Note No. 5
I'll be honest, I have no idea what this means, but spider fighting sounds awesome and is probably needed in a lot more places and games and public events. Oh, but what about the poor spiders? Spiders are evil, and if I can watch them kill each other for sport I will. Maybe this note makes more sense than I initially thought it did. Fuck spiders.
Note No. 6
In the fourth inning I opened the cookie. This is an edible. You can think about a lot of things during a baseball game, and take time thinking about things because someone is coming to the plate, and the chances are that they won't hit the ball, and if a strike is called a strike you won't know if it was accurate because you are sitting at a 90-degree angle from the relevant frame of reference. Anyone who gets mad about an umpire calling a pitch one way or the other from the upper deck on the first base side is lying, or is a giant raptor who speaks English.
The cookie was the booster rocket. Edibles have a notorious reputation among marijuana users. They can fizzle, or they can swamp your nervous system in enough metastasized THC to convince you that you are falling upward into bed. Edible marijuana chocolate caused Maureen Dowd, a 62-year-old woman who is a journalist with access to the internet, reference materials, to think she had died, but that no one had told her.
This is something she was paid to write.
It took all night before it began to wear off, distressingly slowly. The next day, a medical consultant at an edibles plant where I was conducting an interview mentioned that candy bars like that are supposed to be cut into 16 pieces for novices; but that recommendation hadn’t been on the label.
I have some sympathy because once in college I ate Vigo Santa Fe Beans and Rice mix with a quarter mixed into it. I then went to a concert where I hallucinated that a guitar note had pinned me to my seat through my forehead like I was a rare species of moth. I also cried uncontrollably and did not know it for several minutes. I have some sympathy.
I also did something she, a paid columnist at the standard-bearing newspaper of record for the entire country, didn't: I asked the dude behind the counter how much THC was in it. That's not perfect, but it's more research and consultation than Maureen Dowd did. If Maureen Dowd is on your plane and there is an in-flight emergency, she will open the door and be sucked out screaming "but there was not a label suggesting I could be sucked from the plane in event of a door-opening."

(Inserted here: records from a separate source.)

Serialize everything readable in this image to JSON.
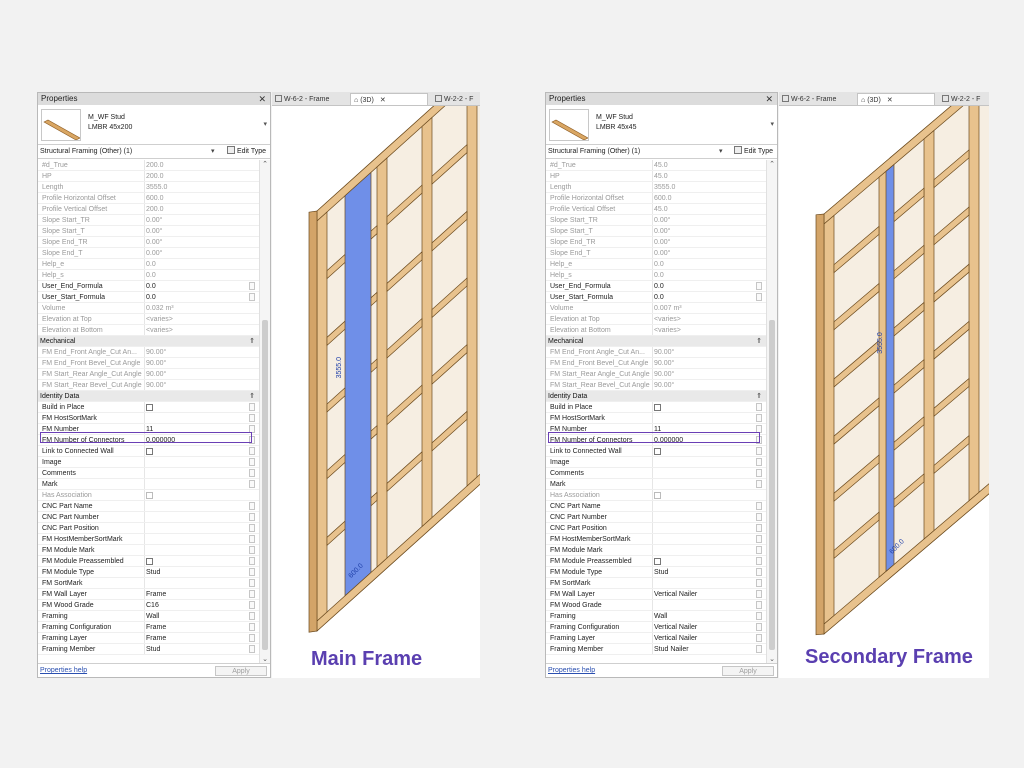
{
  "left": {
    "panel_title": "Properties",
    "type_name_line1": "M_WF Stud",
    "type_name_line2": "LMBR 45x200",
    "filter": "Structural Framing (Other) (1)",
    "edit_type": "Edit Type",
    "rows": [
      {
        "label": "#d_True",
        "value": "200.0",
        "grey": true
      },
      {
        "label": "HP",
        "value": "200.0",
        "grey": true
      },
      {
        "label": "Length",
        "value": "3555.0",
        "grey": true
      },
      {
        "label": "Profile Horizontal Offset",
        "value": "600.0",
        "grey": true
      },
      {
        "label": "Profile Vertical Offset",
        "value": "200.0",
        "grey": true
      },
      {
        "label": "Slope Start_TR",
        "value": "0.00°",
        "grey": true
      },
      {
        "label": "Slope Start_T",
        "value": "0.00°",
        "grey": true
      },
      {
        "label": "Slope End_TR",
        "value": "0.00°",
        "grey": true
      },
      {
        "label": "Slope End_T",
        "value": "0.00°",
        "grey": true
      },
      {
        "label": "Help_e",
        "value": "0.0",
        "grey": true
      },
      {
        "label": "Help_s",
        "value": "0.0",
        "grey": true
      },
      {
        "label": "User_End_Formula",
        "value": "0.0",
        "btn": true
      },
      {
        "label": "User_Start_Formula",
        "value": "0.0",
        "btn": true
      },
      {
        "label": "Volume",
        "value": "0.032 m³",
        "grey": true
      },
      {
        "label": "Elevation at Top",
        "value": "<varies>",
        "grey": true
      },
      {
        "label": "Elevation at Bottom",
        "value": "<varies>",
        "grey": true
      },
      {
        "section": "Mechanical"
      },
      {
        "label": "FM End_Front Angle_Cut An...",
        "value": "90.00°",
        "grey": true
      },
      {
        "label": "FM End_Front Bevel_Cut Angle",
        "value": "90.00°",
        "grey": true
      },
      {
        "label": "FM Start_Rear Angle_Cut Angle",
        "value": "90.00°",
        "grey": true
      },
      {
        "label": "FM Start_Rear Bevel_Cut Angle",
        "value": "90.00°",
        "grey": true
      },
      {
        "section": "Identity Data"
      },
      {
        "label": "Build in Place",
        "checkbox": true,
        "btn": true
      },
      {
        "label": "FM HostSortMark",
        "value": "",
        "btn": true
      },
      {
        "label": "FM Number",
        "value": "11",
        "btn": true
      },
      {
        "label": "FM Number of Connectors",
        "value": "0.000000",
        "btn": true
      },
      {
        "label": "Link to Connected Wall",
        "checkbox": true,
        "btn": true
      },
      {
        "label": "Image",
        "value": "",
        "btn": true
      },
      {
        "label": "Comments",
        "value": "",
        "btn": true
      },
      {
        "label": "Mark",
        "value": "",
        "btn": true
      },
      {
        "label": "Has Association",
        "checkbox": true,
        "grey": true
      },
      {
        "label": "CNC Part Name",
        "value": "",
        "btn": true
      },
      {
        "label": "CNC Part Number",
        "value": "",
        "btn": true
      },
      {
        "label": "CNC Part Position",
        "value": "",
        "btn": true
      },
      {
        "label": "FM HostMemberSortMark",
        "value": "",
        "btn": true
      },
      {
        "label": "FM Module Mark",
        "value": "",
        "btn": true
      },
      {
        "label": "FM Module Preassembled",
        "checkbox": true,
        "btn": true
      },
      {
        "label": "FM Module Type",
        "value": "Stud",
        "btn": true
      },
      {
        "label": "FM SortMark",
        "value": "",
        "btn": true
      },
      {
        "label": "FM Wall Layer",
        "value": "Frame",
        "btn": true
      },
      {
        "label": "FM Wood Grade",
        "value": "C16",
        "btn": true
      },
      {
        "label": "Framing",
        "value": "Wall",
        "btn": true
      },
      {
        "label": "Framing Configuration",
        "value": "Frame",
        "btn": true
      },
      {
        "label": "Framing Layer",
        "value": "Frame",
        "btn": true
      },
      {
        "label": "Framing Member",
        "value": "Stud",
        "btn": true
      }
    ],
    "properties_help": "Properties help",
    "apply": "Apply",
    "tabs": [
      "W-6-2 - Frame",
      "(3D)",
      "W-2-2 - F"
    ],
    "dims": [
      "3555.0",
      "600.0"
    ],
    "caption": "Main Frame"
  },
  "right": {
    "panel_title": "Properties",
    "type_name_line1": "M_WF Stud",
    "type_name_line2": "LMBR 45x45",
    "filter": "Structural Framing (Other) (1)",
    "edit_type": "Edit Type",
    "rows": [
      {
        "label": "#d_True",
        "value": "45.0",
        "grey": true
      },
      {
        "label": "HP",
        "value": "45.0",
        "grey": true
      },
      {
        "label": "Length",
        "value": "3555.0",
        "grey": true
      },
      {
        "label": "Profile Horizontal Offset",
        "value": "600.0",
        "grey": true
      },
      {
        "label": "Profile Vertical Offset",
        "value": "45.0",
        "grey": true
      },
      {
        "label": "Slope Start_TR",
        "value": "0.00°",
        "grey": true
      },
      {
        "label": "Slope Start_T",
        "value": "0.00°",
        "grey": true
      },
      {
        "label": "Slope End_TR",
        "value": "0.00°",
        "grey": true
      },
      {
        "label": "Slope End_T",
        "value": "0.00°",
        "grey": true
      },
      {
        "label": "Help_e",
        "value": "0.0",
        "grey": true
      },
      {
        "label": "Help_s",
        "value": "0.0",
        "grey": true
      },
      {
        "label": "User_End_Formula",
        "value": "0.0",
        "btn": true
      },
      {
        "label": "User_Start_Formula",
        "value": "0.0",
        "btn": true
      },
      {
        "label": "Volume",
        "value": "0.007 m³",
        "grey": true
      },
      {
        "label": "Elevation at Top",
        "value": "<varies>",
        "grey": true
      },
      {
        "label": "Elevation at Bottom",
        "value": "<varies>",
        "grey": true
      },
      {
        "section": "Mechanical"
      },
      {
        "label": "FM End_Front Angle_Cut An...",
        "value": "90.00°",
        "grey": true
      },
      {
        "label": "FM End_Front Bevel_Cut Angle",
        "value": "90.00°",
        "grey": true
      },
      {
        "label": "FM Start_Rear Angle_Cut Angle",
        "value": "90.00°",
        "grey": true
      },
      {
        "label": "FM Start_Rear Bevel_Cut Angle",
        "value": "90.00°",
        "grey": true
      },
      {
        "section": "Identity Data"
      },
      {
        "label": "Build in Place",
        "checkbox": true,
        "btn": true
      },
      {
        "label": "FM HostSortMark",
        "value": "",
        "btn": true
      },
      {
        "label": "FM Number",
        "value": "11",
        "btn": true
      },
      {
        "label": "FM Number of Connectors",
        "value": "0.000000",
        "btn": true
      },
      {
        "label": "Link to Connected Wall",
        "checkbox": true,
        "btn": true
      },
      {
        "label": "Image",
        "value": "",
        "btn": true
      },
      {
        "label": "Comments",
        "value": "",
        "btn": true
      },
      {
        "label": "Mark",
        "value": "",
        "btn": true
      },
      {
        "label": "Has Association",
        "checkbox": true,
        "grey": true
      },
      {
        "label": "CNC Part Name",
        "value": "",
        "btn": true
      },
      {
        "label": "CNC Part Number",
        "value": "",
        "btn": true
      },
      {
        "label": "CNC Part Position",
        "value": "",
        "btn": true
      },
      {
        "label": "FM HostMemberSortMark",
        "value": "",
        "btn": true
      },
      {
        "label": "FM Module Mark",
        "value": "",
        "btn": true
      },
      {
        "label": "FM Module Preassembled",
        "checkbox": true,
        "btn": true
      },
      {
        "label": "FM Module Type",
        "value": "Stud",
        "btn": true
      },
      {
        "label": "FM SortMark",
        "value": "",
        "btn": true
      },
      {
        "label": "FM Wall Layer",
        "value": "Vertical Nailer",
        "btn": true
      },
      {
        "label": "FM Wood Grade",
        "value": "",
        "btn": true
      },
      {
        "label": "Framing",
        "value": "Wall",
        "btn": true
      },
      {
        "label": "Framing Configuration",
        "value": "Vertical Nailer",
        "btn": true
      },
      {
        "label": "Framing Layer",
        "value": "Vertical Nailer",
        "btn": true
      },
      {
        "label": "Framing Member",
        "value": "Stud Nailer",
        "btn": true
      }
    ],
    "properties_help": "Properties help",
    "apply": "Apply",
    "tabs": [
      "W-6-2 - Frame",
      "(3D)",
      "W-2-2 - F"
    ],
    "dims": [
      "3555.0",
      "600.0"
    ],
    "caption": "Secondary Frame"
  },
  "colors": {
    "accent": "#5a3fb0",
    "highlight_border": "#6a3fb5",
    "timber": "#e8c28d",
    "selection": "#6f8fe8"
  }
}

The thing I did when I was not watching baseball -- about 75 percent of the time, honestly, accounting for long periods staring into space and long conversations about the marvels of Tony Jaa movies with my brother -- was think how goddamn stupid it was that anyone could go to jail for this, particularly when it makes America's pastime so bearable. Make marijuana legal, halve the prison population, and keep baseball alive in stadiums filled with weed cookie-demolishing plebes racking up gargantuan concessions tabs. The cookies smelled like pitchy kind bud and contained 10 milligrams of THC a piece, something I knew because I fucking asked someone like a journalist should.